Only birdsong fills the air where the Pals fell now, in the woods that have grown back over where Matthew, Mark, Luke and John once stood. This is Sheffield Memorial Park, the most secluded and inaccessible of all the memorials on the Somme – and the most vivid, for unlike the immaculately-maintained war cemeteries, the signs of battle remain.
It stands on a hillside where the ground is deformed and rutted by shellfire, the craters silent testimony to the suffering of the Pals, accessible only by a rough farm track. A black marble headstone commemorates the Barnsley Pals, and a simple brick shelter the men of Sheffield.
Alongside, as the men were in battle, stands the brick memorial to the Accrington Pals.
A thousand yards distant, in Serre itself is another formal stone memorial to the Sheffield Pals, and the men of Leeds are commemorated in a simple monument a few miles away in the village of Bus-les-Artois.
The focus of this summer’s official commemorations of the carnage of the Somme will be the Thiepval Memorial, atop a hillside overlooking the battlefield.
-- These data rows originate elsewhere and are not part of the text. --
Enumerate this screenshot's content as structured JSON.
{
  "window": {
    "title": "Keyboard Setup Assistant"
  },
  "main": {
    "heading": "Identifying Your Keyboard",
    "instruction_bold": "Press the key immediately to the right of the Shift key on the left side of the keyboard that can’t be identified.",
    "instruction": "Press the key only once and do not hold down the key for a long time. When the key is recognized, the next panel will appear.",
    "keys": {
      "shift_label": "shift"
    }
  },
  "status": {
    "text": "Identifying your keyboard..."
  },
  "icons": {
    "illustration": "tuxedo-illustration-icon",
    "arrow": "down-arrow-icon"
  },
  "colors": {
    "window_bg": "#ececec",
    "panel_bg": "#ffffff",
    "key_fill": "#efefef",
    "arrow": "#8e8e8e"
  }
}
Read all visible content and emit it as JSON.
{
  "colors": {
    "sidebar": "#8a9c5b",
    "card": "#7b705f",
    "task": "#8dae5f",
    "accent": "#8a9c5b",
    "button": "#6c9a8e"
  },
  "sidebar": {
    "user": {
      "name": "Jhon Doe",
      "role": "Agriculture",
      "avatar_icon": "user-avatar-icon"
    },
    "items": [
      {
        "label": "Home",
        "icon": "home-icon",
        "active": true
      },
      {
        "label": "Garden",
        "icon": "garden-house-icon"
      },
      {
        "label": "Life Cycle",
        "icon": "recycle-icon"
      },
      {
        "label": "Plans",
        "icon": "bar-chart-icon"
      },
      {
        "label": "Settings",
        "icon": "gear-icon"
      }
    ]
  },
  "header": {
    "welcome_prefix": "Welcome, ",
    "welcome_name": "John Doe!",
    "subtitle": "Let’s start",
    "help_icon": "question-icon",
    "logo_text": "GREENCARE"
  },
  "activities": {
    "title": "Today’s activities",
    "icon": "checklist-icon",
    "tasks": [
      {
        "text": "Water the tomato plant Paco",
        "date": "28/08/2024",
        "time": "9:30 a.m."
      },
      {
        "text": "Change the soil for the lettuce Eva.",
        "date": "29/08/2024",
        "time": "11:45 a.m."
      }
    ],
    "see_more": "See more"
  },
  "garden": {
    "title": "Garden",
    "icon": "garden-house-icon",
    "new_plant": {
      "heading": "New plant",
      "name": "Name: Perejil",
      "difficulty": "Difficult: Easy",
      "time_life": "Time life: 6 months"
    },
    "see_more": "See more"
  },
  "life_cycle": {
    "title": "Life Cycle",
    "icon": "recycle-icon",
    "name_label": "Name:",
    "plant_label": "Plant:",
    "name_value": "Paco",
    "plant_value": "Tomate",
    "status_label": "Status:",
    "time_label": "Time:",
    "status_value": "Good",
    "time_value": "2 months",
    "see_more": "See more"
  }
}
It is the largest Commonwealth war memorial in the world, its panels recording the names of 72,000 missing allied soldiers from three years of vicious fighting on the Somme.
The Pals who were never found are there, column after column, each name telling the story of an individual life snuffed out, a family left bereft, a son, husband or brother who marched away into oblivion.
Their descendants will visit over the summer, to pay their respects and wonder at the scale of the loss that Thiepval represents.
But the heart and soul of remembrance of the Yorkshire Pals lies not in its formal grandeur, but where they fell, in that quiet, secluded woodland around Albert Bull’s cross.